Journal of Commerce, IAN HARVEY
The ubiquitous hard hat, a mandatory personal protective equipment (PPE) will see some incremental design changes, said Dave Shanahan Project Manager at the Canadian Standards Association (CSA).
“The next edition of the standard will be published early in 2015 as CSA Z94.1-15,” he said.
It will replace the 2005 standard and continue the standard which was first set in 1948.
The changes include a defined “protected area” along with updated penetration testing, removal of the UV resistance requirement pending ongoing research to validate the impact of sunlight.
Shanahan said the standard is set by a committee of 40 people drawn from industry and science.
This iteration reflects the advent of lighter and more resilient mixes of polyethylene, which comprise the shell of the hard hat.
“Every manufacturer has their own secret sauce,” he said noting what’s important to the CSA is how flame and heat resistant the material is, how well it stands up to impact and how it is affected by chemicals.
“We also looked at lamination in cases that would have an affect of softening the shell material,” he said referring to the ever more popular practice of having an NHL or NFL team logos, or other designs printed on the shell.

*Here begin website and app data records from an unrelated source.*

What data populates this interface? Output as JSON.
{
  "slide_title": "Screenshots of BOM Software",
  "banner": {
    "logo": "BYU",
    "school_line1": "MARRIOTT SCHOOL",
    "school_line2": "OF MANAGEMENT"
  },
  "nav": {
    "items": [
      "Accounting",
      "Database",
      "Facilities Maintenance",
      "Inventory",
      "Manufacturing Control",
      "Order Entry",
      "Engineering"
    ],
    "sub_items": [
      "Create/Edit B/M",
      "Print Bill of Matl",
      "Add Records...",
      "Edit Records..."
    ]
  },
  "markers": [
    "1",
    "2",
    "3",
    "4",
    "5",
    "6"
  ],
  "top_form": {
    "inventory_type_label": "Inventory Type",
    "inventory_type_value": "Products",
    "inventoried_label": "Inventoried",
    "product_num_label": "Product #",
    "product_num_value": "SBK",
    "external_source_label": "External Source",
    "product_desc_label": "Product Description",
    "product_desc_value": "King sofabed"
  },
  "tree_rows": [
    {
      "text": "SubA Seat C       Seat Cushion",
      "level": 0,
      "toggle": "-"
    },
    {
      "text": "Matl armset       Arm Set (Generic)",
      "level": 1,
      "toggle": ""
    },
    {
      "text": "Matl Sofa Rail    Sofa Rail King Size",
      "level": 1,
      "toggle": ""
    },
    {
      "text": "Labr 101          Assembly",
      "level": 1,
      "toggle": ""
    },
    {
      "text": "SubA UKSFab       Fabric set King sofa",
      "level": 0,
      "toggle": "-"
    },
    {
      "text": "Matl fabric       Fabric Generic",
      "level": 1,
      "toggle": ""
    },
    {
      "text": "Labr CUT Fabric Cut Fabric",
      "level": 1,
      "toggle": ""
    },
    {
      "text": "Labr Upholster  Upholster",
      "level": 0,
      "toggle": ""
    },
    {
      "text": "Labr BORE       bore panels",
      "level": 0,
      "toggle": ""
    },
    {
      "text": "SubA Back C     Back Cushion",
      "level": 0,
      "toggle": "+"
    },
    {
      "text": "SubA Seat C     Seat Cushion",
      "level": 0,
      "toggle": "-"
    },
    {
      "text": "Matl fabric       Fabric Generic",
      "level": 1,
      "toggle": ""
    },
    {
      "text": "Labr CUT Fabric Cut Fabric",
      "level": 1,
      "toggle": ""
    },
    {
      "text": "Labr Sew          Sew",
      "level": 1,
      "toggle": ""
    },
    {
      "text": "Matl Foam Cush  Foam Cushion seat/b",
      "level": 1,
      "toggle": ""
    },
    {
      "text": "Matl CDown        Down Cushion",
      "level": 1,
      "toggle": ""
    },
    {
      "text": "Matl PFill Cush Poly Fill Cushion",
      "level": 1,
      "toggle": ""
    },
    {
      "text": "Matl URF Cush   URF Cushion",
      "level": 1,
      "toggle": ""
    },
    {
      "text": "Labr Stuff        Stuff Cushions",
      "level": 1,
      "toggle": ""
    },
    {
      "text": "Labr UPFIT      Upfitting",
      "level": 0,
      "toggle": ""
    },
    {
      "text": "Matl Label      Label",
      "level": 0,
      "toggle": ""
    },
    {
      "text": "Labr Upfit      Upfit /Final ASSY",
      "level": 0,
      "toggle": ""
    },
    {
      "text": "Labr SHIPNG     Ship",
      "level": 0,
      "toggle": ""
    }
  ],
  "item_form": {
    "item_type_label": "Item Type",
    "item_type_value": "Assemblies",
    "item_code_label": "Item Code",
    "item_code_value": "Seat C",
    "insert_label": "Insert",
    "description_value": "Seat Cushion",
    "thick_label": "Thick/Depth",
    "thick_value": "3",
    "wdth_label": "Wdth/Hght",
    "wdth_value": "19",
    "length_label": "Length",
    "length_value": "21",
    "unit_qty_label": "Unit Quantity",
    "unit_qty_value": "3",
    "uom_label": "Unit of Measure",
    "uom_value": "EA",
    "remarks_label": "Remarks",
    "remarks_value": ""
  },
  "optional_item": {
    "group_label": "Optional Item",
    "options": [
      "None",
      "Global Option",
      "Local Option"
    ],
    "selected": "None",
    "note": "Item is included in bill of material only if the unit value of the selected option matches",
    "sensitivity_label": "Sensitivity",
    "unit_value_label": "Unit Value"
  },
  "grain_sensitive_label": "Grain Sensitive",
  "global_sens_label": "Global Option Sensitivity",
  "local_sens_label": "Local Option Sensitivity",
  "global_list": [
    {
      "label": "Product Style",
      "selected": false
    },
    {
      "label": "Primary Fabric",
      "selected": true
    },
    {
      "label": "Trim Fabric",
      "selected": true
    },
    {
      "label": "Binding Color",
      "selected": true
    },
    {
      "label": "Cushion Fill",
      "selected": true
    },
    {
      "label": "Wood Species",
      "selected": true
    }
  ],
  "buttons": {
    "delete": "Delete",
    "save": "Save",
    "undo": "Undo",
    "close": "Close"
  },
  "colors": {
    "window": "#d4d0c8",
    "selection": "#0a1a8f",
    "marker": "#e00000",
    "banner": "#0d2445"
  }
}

While the current CSA shift – which will be available online for review at http://publicreview.csa.ca in August – is not revolutionary, the humble hard hat has come a long way since it was first invented as a form of protection.